  • Since March, since China, my trips have taken me into the past, no Delorean required. A couple of weeks ago, I revisited the Adirondacks I knew when I was 7, accompanied by the best music, the best adventures, the best family dog.

    Then last week, I mentioned high school. I touched lightly, like a ballerina landing a huge jump so quietly because she has the light bones of a great hawk. I didn’t go into any serious detail, because most of my readers have been to high school and already know how the details add up.

  • The Los Alamos Choral Society offered June 1 a most unusual concert at the Immaculate Heart of Mary Catholic Church, featuring the chorus of 50 and the Los Alamos Brass of three trumpets, three trombones, timpani and a tuba in the sprightly opening number. The latter was a “Fanfare for Brass” (2007) by the director Dr. M.L. Place Badarack.

    This was a heavy program, with unusual works throughout. Attendance was lower than usual, but the music was very well received by those attending.

  • The animal kingdom is in trouble. Species are vanishing because of habitat loss, food chains are becoming unbalance and ecosystems are chaotic. To help restore the order, artist Geraldine Kerr is hosting an art show at Mesa Public Library.

    Twenty-six paintings each feature an animal that is endangered in alphabetical order. “The ABC’s of Endangered Animals” exhibit will open Thursday at the gallery. There will be an opening reception from 5:30-8:30 p.m. Thursday.

  • Shavu’ot is a harvest festival. It is a two-day holiday that falls seven weeks after the second night of Passover. In ancient Israel, it started with harvesting barley at Passover and before moving on to wheat at Shavu’ot. People would bring the first fruit of their fields to the Temple of Jerusalem.

  • Think reading is just for kids? Now that is just silly. Back by popular demand, the Los Alamos County Libraries will have a summer reading program not only for kids and teens, but for adults, too.

    Every year, the New Mexico State Library has a different theme for the Summer Reading program and children are invited to keep track of how long they read or listen to books to enjoy and win prizes.

    This year, the theme is “Catch the Reading Bug!” for younger kids and “Metamorphosis” for teens.

  • The work currently hanging on the walls of the Portal Gallery at the Art Center at Fuller Lodge is not typical artwork. It is neither paintings, or weavings but a combination of both.

    Producing art that strays outside any conventional definition is right up Maria Jonsson’s alley.

    “I just want to be different ... be more specialized,” she said.

  • The learning doesn’t have to stop just because the school year is completed. For instance, throughout this week, the schoolyard at Mountain Elementary School has been bustling with learning activity.

    About 120 girls from Girl Scout service units 22 and 23 have been exploring water Monday through today during the Twilight Camp with the help of about 50 volunteers.
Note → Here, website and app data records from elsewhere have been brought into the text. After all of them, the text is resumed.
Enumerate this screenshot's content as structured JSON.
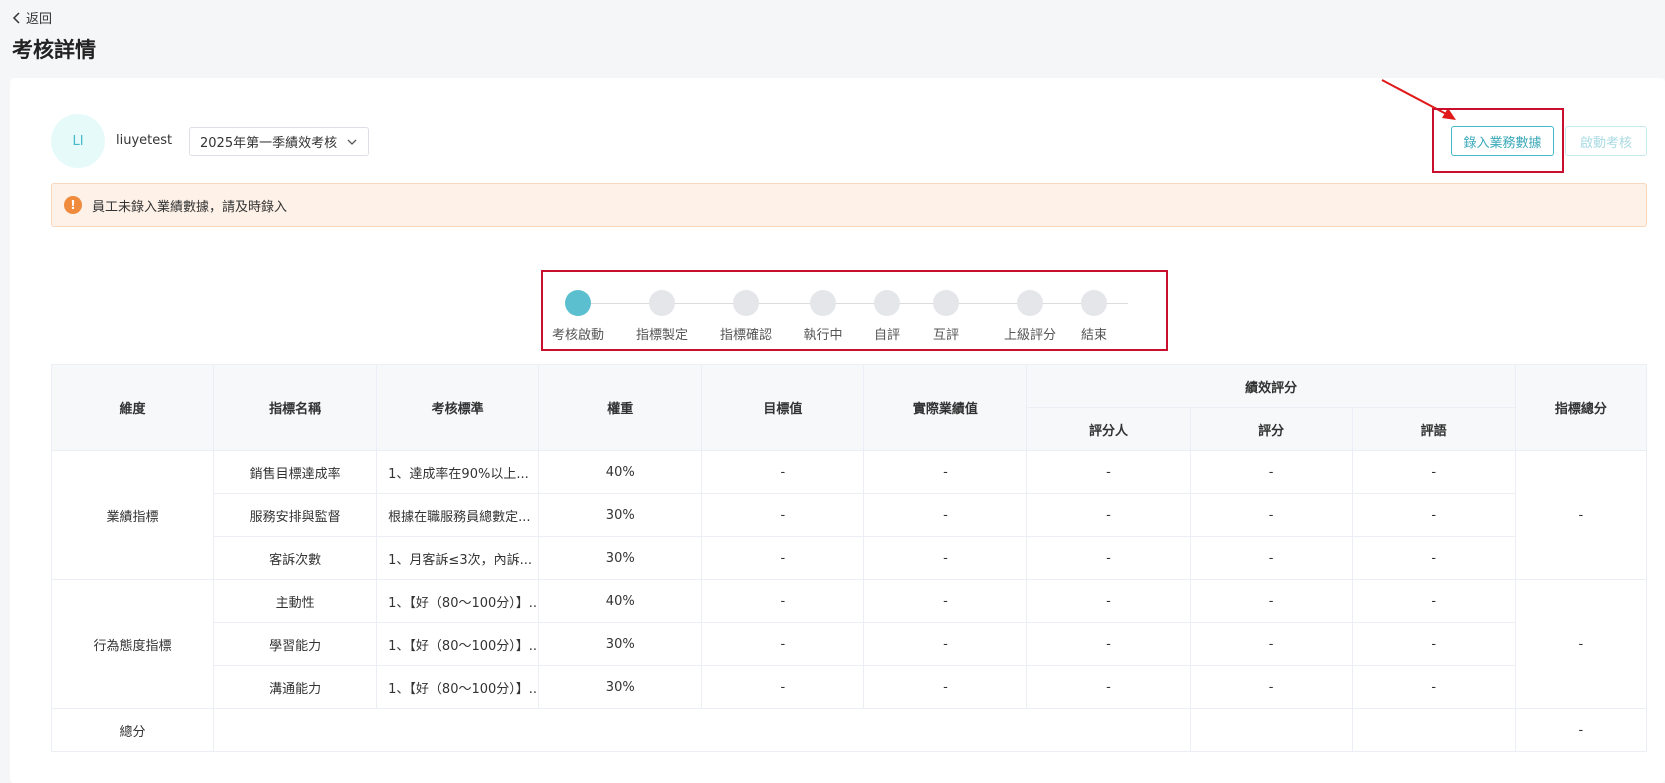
{
  "header": {
    "back_label": "返回",
    "title": "考核詳情"
  },
  "employee": {
    "avatar_initials": "LI",
    "name": "liuyetest",
    "period": "2025年第一季績效考核"
  },
  "actions": {
    "record_label": "錄入業務數據",
    "start_label": "啟動考核"
  },
  "alert": {
    "icon": "!",
    "text": "員工未錄入業績數據，請及時錄入"
  },
  "steps": [
    {
      "label": "考核啟動",
      "active": true
    },
    {
      "label": "指標製定",
      "active": false
    },
    {
      "label": "指標確認",
      "active": false
    },
    {
      "label": "執行中",
      "active": false
    },
    {
      "label": "自評",
      "active": false
    },
    {
      "label": "互評",
      "active": false
    },
    {
      "label": "上級評分",
      "active": false
    },
    {
      "label": "結束",
      "active": false
    }
  ],
  "table": {
    "headers": {
      "dimension": "維度",
      "name": "指標名稱",
      "standard": "考核標準",
      "weight": "權重",
      "target": "目標值",
      "actual": "實際業績值",
      "performance": "績效評分",
      "rater": "評分人",
      "score": "評分",
      "comment": "評語",
      "total": "指標總分"
    },
    "groups": [
      {
        "dimension": "業績指標",
        "total": "-",
        "rows": [
          {
            "name": "銷售目標達成率",
            "standard": "1、達成率在90%以上...",
            "weight": "40%",
            "target": "-",
            "actual": "-",
            "rater": "-",
            "score": "-",
            "comment": "-"
          },
          {
            "name": "服務安排與監督",
            "standard": "根據在職服務員總數定...",
            "weight": "30%",
            "target": "-",
            "actual": "-",
            "rater": "-",
            "score": "-",
            "comment": "-"
          },
          {
            "name": "客訴次數",
            "standard": "1、月客訴≤3次，內訴...",
            "weight": "30%",
            "target": "-",
            "actual": "-",
            "rater": "-",
            "score": "-",
            "comment": "-"
          }
        ]
      },
      {
        "dimension": "行為態度指標",
        "total": "-",
        "rows": [
          {
            "name": "主動性",
            "standard": "1、【好（80〜100分）】...",
            "weight": "40%",
            "target": "-",
            "actual": "-",
            "rater": "-",
            "score": "-",
            "comment": "-"
          },
          {
            "name": "學習能力",
            "standard": "1、【好（80〜100分）】...",
            "weight": "30%",
            "target": "-",
            "actual": "-",
            "rater": "-",
            "score": "-",
            "comment": "-"
          },
          {
            "name": "溝通能力",
            "standard": "1、【好（80〜100分）】...",
            "weight": "30%",
            "target": "-",
            "actual": "-",
            "rater": "-",
            "score": "-",
            "comment": "-"
          }
        ]
      }
    ],
    "footer": {
      "label": "總分",
      "total": "-"
    }
  }
}
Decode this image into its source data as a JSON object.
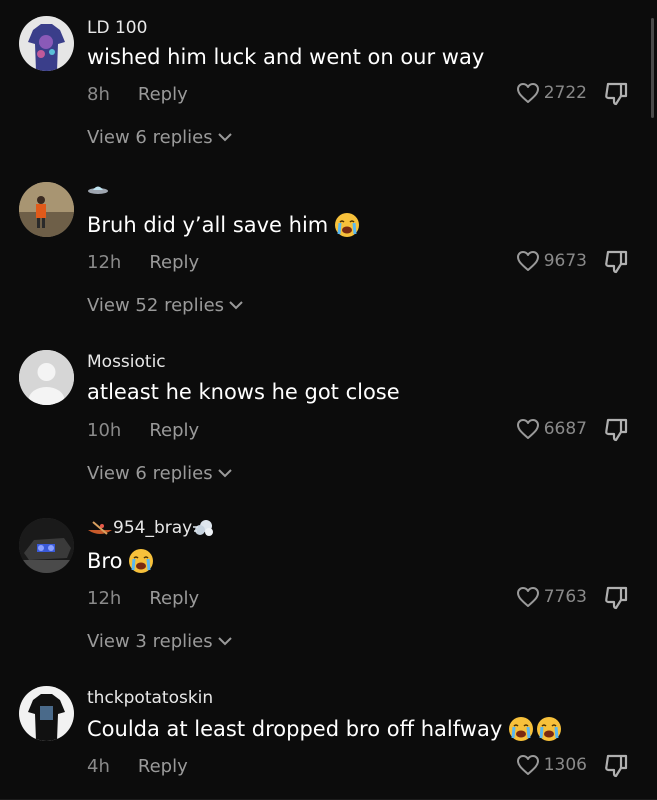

  • For want of a few more students, the “Artistic Traditions of the Southwest” course at UNM-Los Alamos may be canceled, even if it is only $15 per senior citizen and standard tuition for others.

    “Three people have signed up so far but I’m getting worried because the class starts June 14,” instructor Carol Noones said Wednesday. “We need just four more people and we really hope the community will rally around this unique course and help us keep it open.”

  • The Waybacks have pulled in at No. 9 on the Americana Radio chart, just a few spots ahead of the South Austin Jug Band, a band Los Alamos audiences know well. At No. 4, the Waybacks stand four spots ahead of Tim O’Brien, another Los Alamos favorite, on Billboard’s Top Bluegrass Albums chart.

    The new album, “Loaded,” like the band itself, is doing very well.

    “These guys can play like bandits,” said Billboard’s Ray Waddell.

  • Always wanted to see Charlton Heston play a Mexican? You could have 40 years ago – but in this case, procrastination paid off.

    Mesa Public Library’s Free Film Series will present “Touch of Evil” at 6:30 a.m. Thursday in the upstairs rotunda, a 1958 film retouched in the late ’90s in order to bring the movie as closely as possible to director Orson Welles’ vision for it.